Korea has embraced its soft-power assets other than only hard-power assets, and Hallyu is South Korea’s tool to develop its soft-power. The Ministry of Foreign Affairs, South Korea, even conducts statistical research on the current status of Hallyu in each country. On 28 January 2021, South Korea’s Ministry of Culture, Sports and Tourism and the Korean Foundation for International Culture Exchange released their 2021 Overseas Hallyu (Korean Wave) Survey. Based on such research, MOFA has provided support for Hallyu fan clubs' voluntary activities. Not only that, in June 2020, South Korea’s Ministry of Culture, Sports, and Tourism also launched a new Hallyu department to expand further the ‘Korean Wave’ or Hallyu.
Many other countries also push for cultural power, but in South Korea, the government has had remarkably quick success. Korean Culture and Information Service has set up 32 Korean Cultural Centres in 27 countries across Africa, Asia-Pacific, Europe, and America to promote Hallyu.
The Korean Tourism Organization (KTO) has made the best use of this massive interest in Korea by offering very attractive tour packages to tourists. According to the ministry, the biggest motivation of foreign tourists for visiting Seoul is “Hallyu,” and they are diligently getting geared up to reap the benefits. The Korean government is in the process of creating “K-Culture Valley” (a Hallyu inspired theme park) in Goyang. Their government is aware, supportive and goes the extra mile to promote its culture actively. South Korea’s 2020 budget, which was their biggest-ever allocation to the cultural ministry, has about a USD 500 million budget to bolster its content industry, showing the tremendous faith that the government entrusts on it.

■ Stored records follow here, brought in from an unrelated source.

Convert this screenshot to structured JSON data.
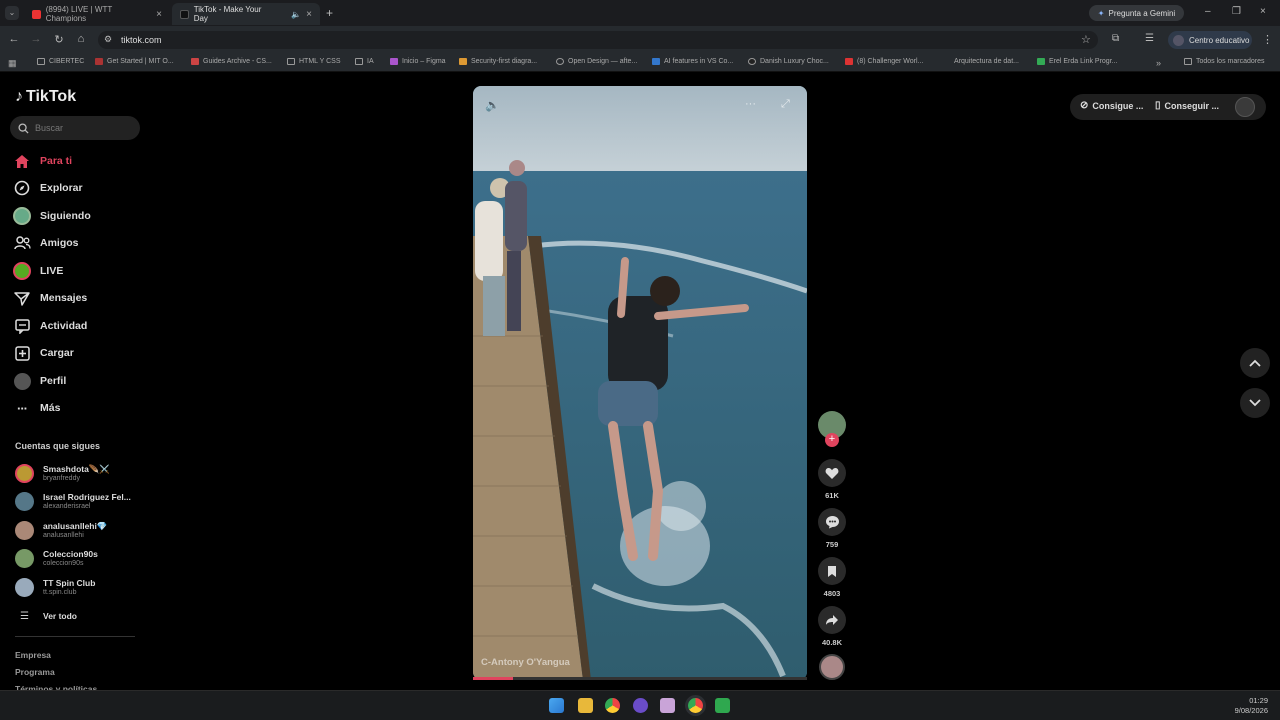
{
  "browser": {
    "tabs": [
      {
        "label": "(8994) LIVE | WTT Champions",
        "active": false
      },
      {
        "label": "TikTok - Make Your Day",
        "active": true
      }
    ],
    "url": "tiktok.com",
    "gemini_label": "Pregunta a Gemini",
    "profile_label": "Centro educativo",
    "bookmarks": [
      "CIBERTEC",
      "Get Started | MIT O...",
      "Guides Archive - CS...",
      "HTML Y CSS",
      "IA",
      "Inicio – Figma",
      "Security-first diagra...",
      "Open Design — afte...",
      "AI features in VS Co...",
      "Danish Luxury Choc...",
      "(8) Challenger Worl...",
      "Arquitectura de dat...",
      "Erel Erda Link Progr..."
    ],
    "all_bookmarks_label": "Todos los marcadores"
  },
  "tiktok": {
    "logo": "TikTok",
    "search_placeholder": "Buscar",
    "nav": [
      {
        "label": "Para ti",
        "icon": "home-icon",
        "active": true
      },
      {
        "label": "Explorar",
        "icon": "compass-icon"
      },
      {
        "label": "Siguiendo",
        "icon": "following-avatar-icon"
      },
      {
        "label": "Amigos",
        "icon": "friends-icon"
      },
      {
        "label": "LIVE",
        "icon": "live-icon"
      },
      {
        "label": "Mensajes",
        "icon": "messages-icon"
      },
      {
        "label": "Actividad",
        "icon": "activity-icon"
      },
      {
        "label": "Cargar",
        "icon": "upload-icon"
      },
      {
        "label": "Perfil",
        "icon": "profile-avatar-icon"
      },
      {
        "label": "Más",
        "icon": "more-icon"
      }
    ],
    "following_title": "Cuentas que sigues",
    "following": [
      {
        "name": "Smashdota🪶⚔️",
        "handle": "bryanfreddy"
      },
      {
        "name": "Israel Rodriguez Fel...",
        "handle": "alexanderisrael"
      },
      {
        "name": "analusanllehi💎",
        "handle": "analusanllehi"
      },
      {
        "name": "Coleccion90s",
        "handle": "coleccion90s"
      },
      {
        "name": "TT Spin Club",
        "handle": "tt.spin.club"
      }
    ],
    "see_all": "Ver todo",
    "footer": [
      "Empresa",
      "Programa",
      "Términos y políticas"
    ],
    "top_buttons": [
      "Consigue ...",
      "Conseguir ..."
    ]
  },
  "video": {
    "credit": "C-Antony O'Yangua",
    "progress": 0.12,
    "likes": "61K",
    "comments": "759",
    "saves": "4803",
    "shares": "40.8K"
  },
  "taskbar": {
    "time": "01:29",
    "date": "9/08/2026"
  }
}
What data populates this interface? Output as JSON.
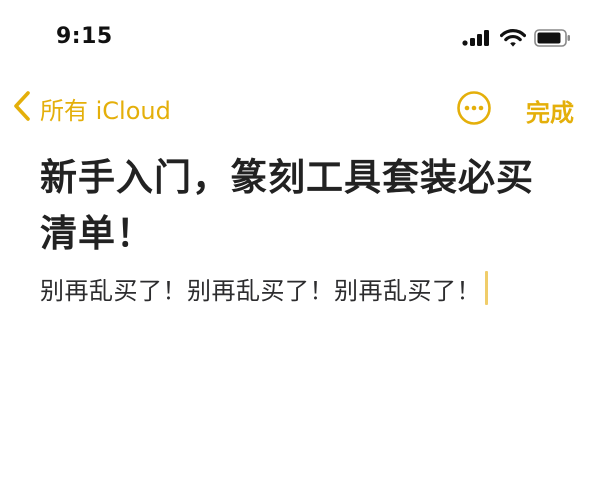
{
  "status_bar": {
    "time": "9:15",
    "icons": [
      "cellular-signal-icon",
      "wifi-icon",
      "battery-icon"
    ]
  },
  "nav": {
    "back_icon": "chevron-left-icon",
    "back_label": "所有 iCloud",
    "more_icon": "ellipsis-circle-icon",
    "done_label": "完成"
  },
  "note": {
    "title": "新手入门，篆刻工具套装必买清单！",
    "body": "别再乱买了！别再乱买了！别再乱买了！"
  },
  "colors": {
    "accent": "#e4af0a",
    "cursor": "#f0cd6a",
    "text": "#222222",
    "background": "#ffffff"
  }
}
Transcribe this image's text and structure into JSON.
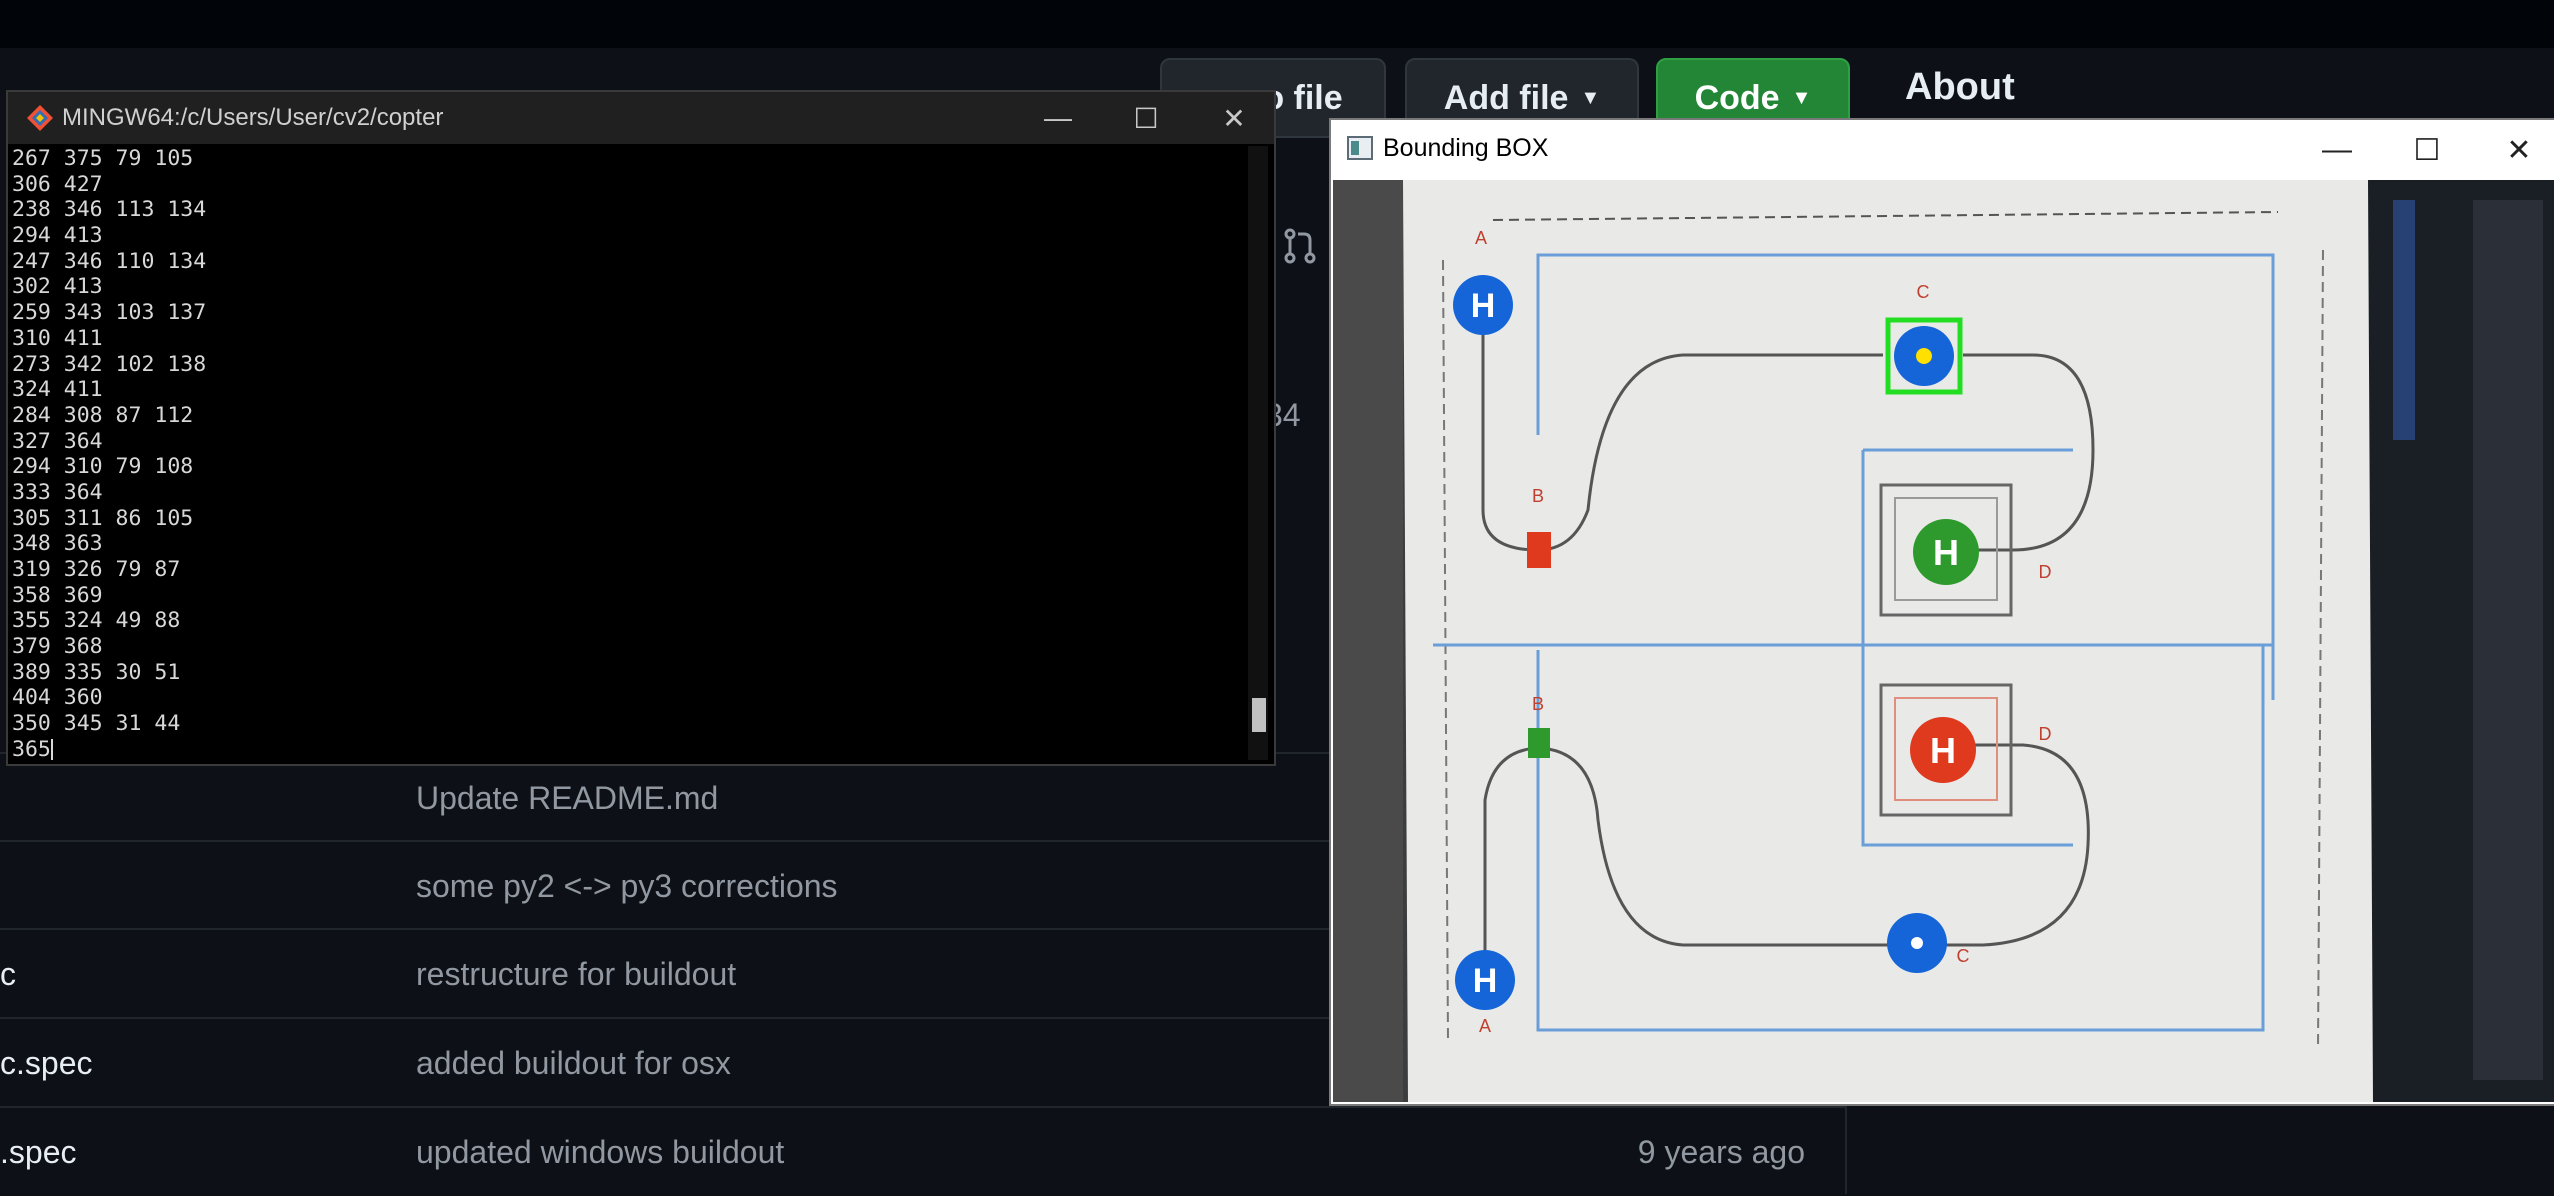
{
  "github": {
    "buttons": {
      "go_to_file": "o file",
      "add_file": "Add file",
      "code": "Code"
    },
    "about_heading": "About",
    "partial_count": "34",
    "files": [
      {
        "name": "",
        "message": "Update README.md",
        "time": ""
      },
      {
        "name": "",
        "message": "some py2 <-> py3 corrections",
        "time": ""
      },
      {
        "name": "c",
        "message": "restructure for buildout",
        "time": ""
      },
      {
        "name": "c.spec",
        "message": "added buildout for osx",
        "time": ""
      },
      {
        "name": ".spec",
        "message": "updated windows buildout",
        "time": "9 years ago"
      }
    ]
  },
  "terminal": {
    "title": "MINGW64:/c/Users/User/cv2/copter",
    "lines": [
      "267 375 79 105",
      "306 427",
      "238 346 113 134",
      "294 413",
      "247 346 110 134",
      "302 413",
      "259 343 103 137",
      "310 411",
      "273 342 102 138",
      "324 411",
      "284 308 87 112",
      "327 364",
      "294 310 79 108",
      "333 364",
      "305 311 86 105",
      "348 363",
      "319 326 79 87",
      "358 369",
      "355 324 49 88",
      "379 368",
      "389 335 30 51",
      "404 360",
      "350 345 31 44",
      "365"
    ],
    "controls": {
      "minimize": "—",
      "maximize": "☐",
      "close": "✕"
    }
  },
  "bounding_box_window": {
    "title": "Bounding BOX",
    "controls": {
      "minimize": "—",
      "maximize": "☐",
      "close": "✕"
    },
    "markers": {
      "h_label": "H",
      "letters": [
        "A",
        "B",
        "C",
        "D"
      ]
    },
    "colors": {
      "blue": "#1565d8",
      "green": "#2e9a2e",
      "red": "#e03a1e",
      "detection_box": "#22dd22",
      "detection_center": "#ffe000"
    }
  }
}
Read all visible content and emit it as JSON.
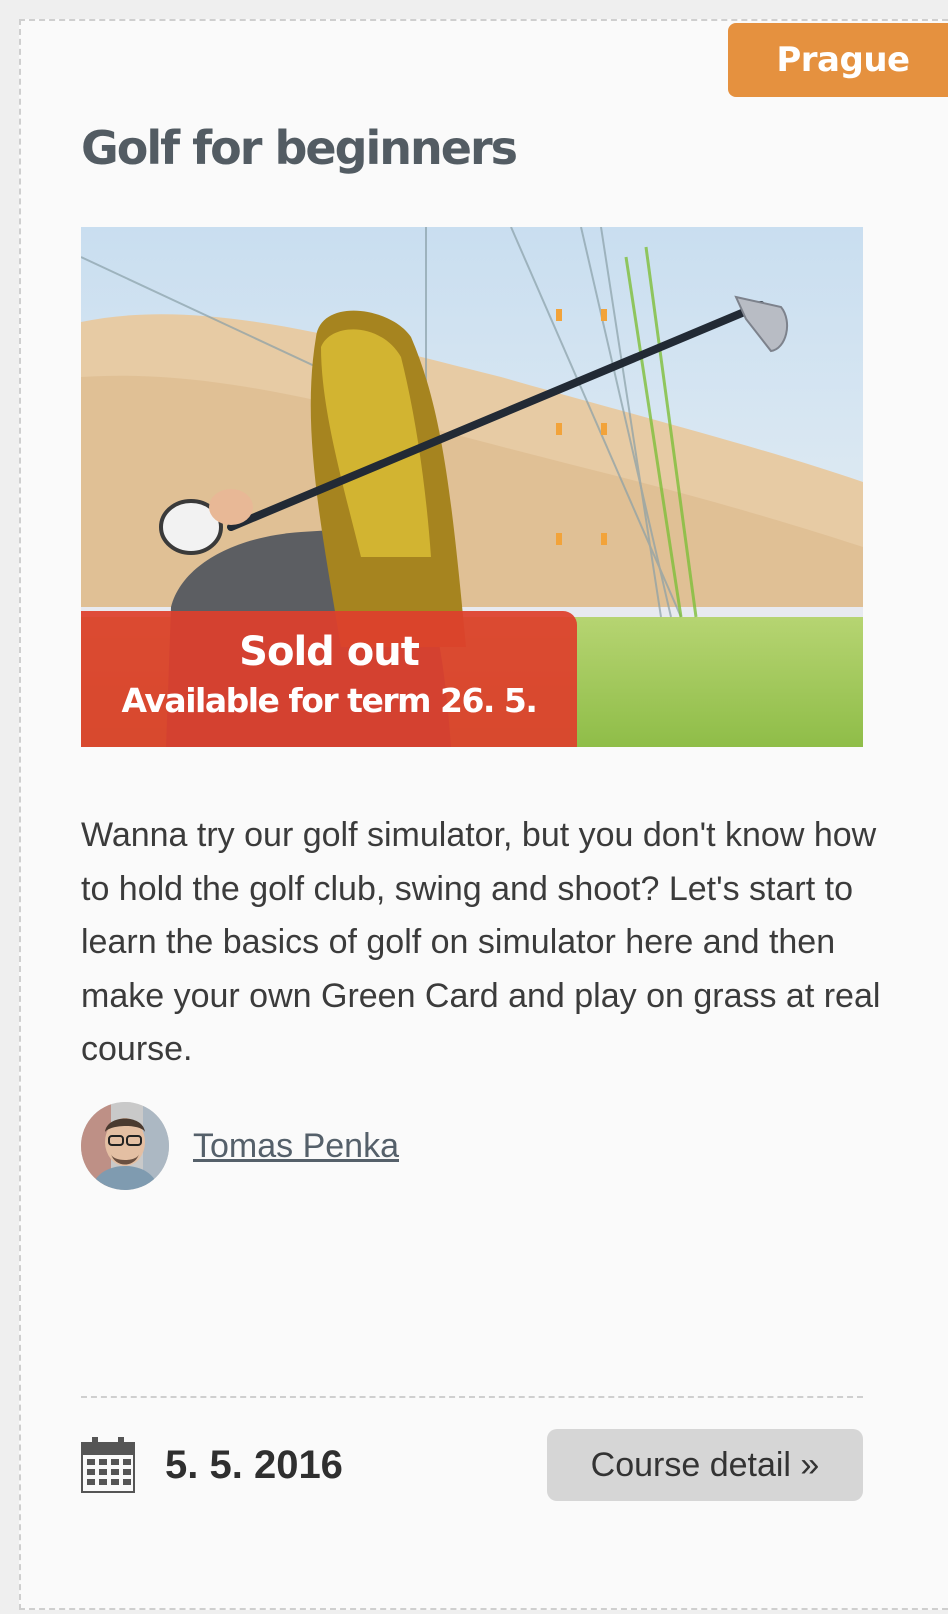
{
  "card": {
    "city": "Prague",
    "title": "Golf for beginners",
    "availability": {
      "status": "Sold out",
      "note": "Available for term 26. 5."
    },
    "description": "Wanna try our golf simulator, but you don't know how to hold the golf club, swing and shoot? Let's start to learn the basics of golf on simulator here and then make your own Green Card and play on grass at real course.",
    "instructor": {
      "name": "Tomas Penka"
    },
    "date": "5. 5. 2016",
    "detail_button": "Course detail »",
    "icons": {
      "date": "calendar-icon",
      "instructor": "avatar"
    },
    "colors": {
      "city_badge": "#e5913f",
      "sold_out_banner": "#de402c",
      "title": "#535c63",
      "button": "#d6d6d6"
    }
  }
}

The wave is a massive global phenomenon that has been slow-cooked over the decades and not just an ephemeral trend. Hallyu shows the Soft power triumphing at its epitome and is definitely here to stay.
B.A. Honours History First-year
Hindu College, University of Delhi
Swati hails from Dehradun with love for Foreign Policy, food and music.